Add to this the fact that patent law is expressly delegated to (and only to) the Legislative Branch, and ANY legislating from the Bench should be strictly frowned upon.
BOctober 26, 2022 11:58 am
“Quinn said. ‘I don’t understand across the spectrum in the patent world why people are not more aggressive at going back at these liars?’”
Gene, when one points out the CAFC’s “inconsistencies” to the CAFC, the CAFC ignores the issues and, as happened in In re Killian, engages in the most outrageous lies imaginable to the point of fabricating quotes, misrepresenting the record, and misrepresenting case law.
I thought Chamberlain and American Axle were bad. Killian is the new gold standard in judicial dishonesty.
BOctober 26, 2022 11:50 am
@ Anon “1) the judicial branch is re-writing law (NOT using common law properly to fill in the gaps — that is, legislating from the bench) – that duty of writing law belonging to Congress[.]”
There are notable voices on this forum that call this nonsense “interpretation.”

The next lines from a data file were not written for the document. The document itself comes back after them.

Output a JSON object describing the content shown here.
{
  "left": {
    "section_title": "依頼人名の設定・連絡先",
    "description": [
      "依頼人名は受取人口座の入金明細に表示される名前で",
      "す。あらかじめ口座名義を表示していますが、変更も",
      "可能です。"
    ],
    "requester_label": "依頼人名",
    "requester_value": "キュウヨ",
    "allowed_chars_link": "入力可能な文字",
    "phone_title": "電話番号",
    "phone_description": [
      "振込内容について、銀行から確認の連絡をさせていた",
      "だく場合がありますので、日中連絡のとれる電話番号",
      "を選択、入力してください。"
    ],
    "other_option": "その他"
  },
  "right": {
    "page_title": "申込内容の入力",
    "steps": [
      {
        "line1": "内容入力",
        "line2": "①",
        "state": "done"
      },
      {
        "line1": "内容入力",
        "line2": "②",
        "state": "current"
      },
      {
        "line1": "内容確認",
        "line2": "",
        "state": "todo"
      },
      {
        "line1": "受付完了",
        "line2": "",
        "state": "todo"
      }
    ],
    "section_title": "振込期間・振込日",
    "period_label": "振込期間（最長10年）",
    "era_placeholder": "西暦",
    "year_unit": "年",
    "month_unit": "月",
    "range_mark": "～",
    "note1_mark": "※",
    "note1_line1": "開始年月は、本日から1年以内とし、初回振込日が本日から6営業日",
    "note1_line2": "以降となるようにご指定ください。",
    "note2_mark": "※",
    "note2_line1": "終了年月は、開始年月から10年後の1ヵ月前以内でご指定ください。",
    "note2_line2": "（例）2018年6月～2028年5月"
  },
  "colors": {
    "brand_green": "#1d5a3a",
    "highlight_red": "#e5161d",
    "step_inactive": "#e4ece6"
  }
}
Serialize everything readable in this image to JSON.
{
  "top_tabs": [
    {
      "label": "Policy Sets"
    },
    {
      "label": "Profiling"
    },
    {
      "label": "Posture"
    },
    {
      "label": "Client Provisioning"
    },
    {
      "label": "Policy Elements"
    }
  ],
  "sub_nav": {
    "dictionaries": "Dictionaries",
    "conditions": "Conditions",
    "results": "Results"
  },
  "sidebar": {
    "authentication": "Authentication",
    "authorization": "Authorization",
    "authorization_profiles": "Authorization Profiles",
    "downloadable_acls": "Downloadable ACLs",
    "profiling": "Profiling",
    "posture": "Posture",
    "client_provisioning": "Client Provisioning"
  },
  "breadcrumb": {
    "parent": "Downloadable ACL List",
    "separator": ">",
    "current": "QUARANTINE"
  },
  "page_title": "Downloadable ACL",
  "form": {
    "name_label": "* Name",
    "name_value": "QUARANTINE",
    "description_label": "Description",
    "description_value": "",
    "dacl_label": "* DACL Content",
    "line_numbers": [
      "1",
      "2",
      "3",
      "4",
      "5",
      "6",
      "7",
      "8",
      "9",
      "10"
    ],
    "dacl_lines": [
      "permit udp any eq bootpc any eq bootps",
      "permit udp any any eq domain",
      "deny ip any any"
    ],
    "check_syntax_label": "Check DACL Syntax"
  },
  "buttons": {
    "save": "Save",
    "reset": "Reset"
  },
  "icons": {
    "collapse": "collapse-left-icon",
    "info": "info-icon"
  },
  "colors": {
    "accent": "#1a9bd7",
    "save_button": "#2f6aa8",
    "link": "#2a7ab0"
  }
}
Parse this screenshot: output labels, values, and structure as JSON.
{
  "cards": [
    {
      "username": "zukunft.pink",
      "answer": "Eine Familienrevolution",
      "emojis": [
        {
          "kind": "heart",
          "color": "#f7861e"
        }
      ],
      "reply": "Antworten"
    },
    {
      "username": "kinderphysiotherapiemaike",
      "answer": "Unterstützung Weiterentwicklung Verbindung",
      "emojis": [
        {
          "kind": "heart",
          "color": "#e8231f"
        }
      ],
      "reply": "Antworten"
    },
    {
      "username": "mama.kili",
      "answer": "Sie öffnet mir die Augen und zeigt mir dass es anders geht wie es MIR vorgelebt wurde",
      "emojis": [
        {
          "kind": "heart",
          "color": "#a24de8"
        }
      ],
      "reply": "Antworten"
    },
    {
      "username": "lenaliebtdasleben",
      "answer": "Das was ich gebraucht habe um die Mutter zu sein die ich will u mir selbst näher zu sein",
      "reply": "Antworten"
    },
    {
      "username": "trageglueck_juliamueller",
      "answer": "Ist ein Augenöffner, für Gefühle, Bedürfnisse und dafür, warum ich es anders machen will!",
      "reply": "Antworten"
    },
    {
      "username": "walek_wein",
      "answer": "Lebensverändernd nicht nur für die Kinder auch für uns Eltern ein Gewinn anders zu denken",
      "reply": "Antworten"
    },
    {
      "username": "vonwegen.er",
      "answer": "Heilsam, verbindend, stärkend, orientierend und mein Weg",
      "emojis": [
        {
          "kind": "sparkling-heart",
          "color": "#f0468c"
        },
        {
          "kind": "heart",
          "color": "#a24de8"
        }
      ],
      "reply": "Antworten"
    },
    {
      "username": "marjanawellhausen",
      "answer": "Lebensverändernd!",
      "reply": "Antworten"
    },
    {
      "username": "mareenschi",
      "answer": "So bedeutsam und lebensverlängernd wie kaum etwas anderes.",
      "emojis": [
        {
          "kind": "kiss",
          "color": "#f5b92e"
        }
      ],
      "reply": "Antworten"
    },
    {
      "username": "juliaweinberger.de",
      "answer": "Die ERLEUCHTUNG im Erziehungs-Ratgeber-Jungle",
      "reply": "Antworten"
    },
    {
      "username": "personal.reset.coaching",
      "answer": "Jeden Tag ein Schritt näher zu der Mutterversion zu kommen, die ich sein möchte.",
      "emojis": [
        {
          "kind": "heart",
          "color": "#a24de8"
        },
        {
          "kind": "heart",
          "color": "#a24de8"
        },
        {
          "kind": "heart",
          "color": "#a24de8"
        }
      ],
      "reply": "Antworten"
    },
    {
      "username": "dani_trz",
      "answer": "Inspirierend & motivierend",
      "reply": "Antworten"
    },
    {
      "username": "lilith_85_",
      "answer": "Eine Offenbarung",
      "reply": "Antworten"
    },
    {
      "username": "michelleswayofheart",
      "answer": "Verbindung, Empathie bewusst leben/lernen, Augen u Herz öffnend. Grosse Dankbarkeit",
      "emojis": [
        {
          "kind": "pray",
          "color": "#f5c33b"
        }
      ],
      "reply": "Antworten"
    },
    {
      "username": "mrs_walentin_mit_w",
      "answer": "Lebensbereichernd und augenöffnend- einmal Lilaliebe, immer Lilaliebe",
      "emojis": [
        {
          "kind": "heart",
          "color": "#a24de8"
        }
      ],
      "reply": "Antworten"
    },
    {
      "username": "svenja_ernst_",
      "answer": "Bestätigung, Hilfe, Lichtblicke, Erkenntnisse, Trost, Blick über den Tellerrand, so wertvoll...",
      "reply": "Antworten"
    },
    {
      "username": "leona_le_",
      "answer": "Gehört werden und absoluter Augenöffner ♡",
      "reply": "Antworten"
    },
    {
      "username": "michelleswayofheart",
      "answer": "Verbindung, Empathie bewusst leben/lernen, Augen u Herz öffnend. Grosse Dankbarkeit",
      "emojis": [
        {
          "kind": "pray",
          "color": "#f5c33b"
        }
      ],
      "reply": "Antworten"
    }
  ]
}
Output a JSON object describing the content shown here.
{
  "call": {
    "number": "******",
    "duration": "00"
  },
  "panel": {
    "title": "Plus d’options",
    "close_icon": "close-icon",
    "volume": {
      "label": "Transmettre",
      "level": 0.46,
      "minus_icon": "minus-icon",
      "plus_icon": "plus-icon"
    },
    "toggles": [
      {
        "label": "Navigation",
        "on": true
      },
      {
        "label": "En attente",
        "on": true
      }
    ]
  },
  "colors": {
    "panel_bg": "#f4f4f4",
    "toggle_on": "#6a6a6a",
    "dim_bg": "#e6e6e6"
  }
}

BOctober 26, 2022 11:45 am
Dear Judge Michel,
It’s worse than you think. Half of the CAFC is actively trying to confuse the law on patent eligibility while the cluelessness of a few other CAFC judges acts as a crazy catalyst.
The remaining few (Moore and Newman being the sometimes exceptions) won’t call out their fellow judges
AnonOctober 26, 2022 09:32 am
To the respected retired Judge’s comments of regarding [__] Michel said he believes it’s ultimately Congress’ job to make the kind of policy judgments the Supreme Court and Federal Circuit have been making in this sphere, there is still a lot more the Federal Circuit could be doing to help the situation, I will note that I was among the first in the patent blogosphere to make BOTH of those points:
1) the judicial branch is re-writing law (NOT using common law properly to fill in the gaps — that is, legislating from the bench) – that duty of writing law belonging to Congress; and
2) (perhaps having been brow-beaten by the Supreme Court), the CAFC has only continued to
— add rope to the Gordian Knot of (the Supreme Court’s making of) 101 jurisprudence that is simply internally inconsistent —
with its LACK of following through on its own procedural ‘respect for prior panel decisions’ (noting that the very first cases after the Supreme Court muckery validated a more expansive – and proper — view of eligibility.
concernedOctober 26, 2022 05:38 am
Quinn said. “I don’t understand across the spectrum in the patent world why people are not more aggressive at going back at these liars?” My attorney has been saying the same thing since I have known him.
“You make the law in your image if you can get one other panel member to join your opinion; that’s not law, that’s just power plays, and it’s really a very unfortunate development.”
Another observation my attorney made to me. I even have one such CAFC decision named after me. The preceding decision is hard to analysis, or is it hard to comprehend? Maybe the next CAFC panel will be able to decipher or perhaps encompass. Or maybe the next CAFC panel will just fall down and hit their “chin” again.
Pro SayOctober 25, 2022 07:51 pm
Notorious C.A.F.C., meet notorious S.C.O.T.U.S., meet notorious P.T.A.B., meet notorious C.O.N.G.R.E.S.S. . . . say hello to American innovation.
The American innovation you all crippled.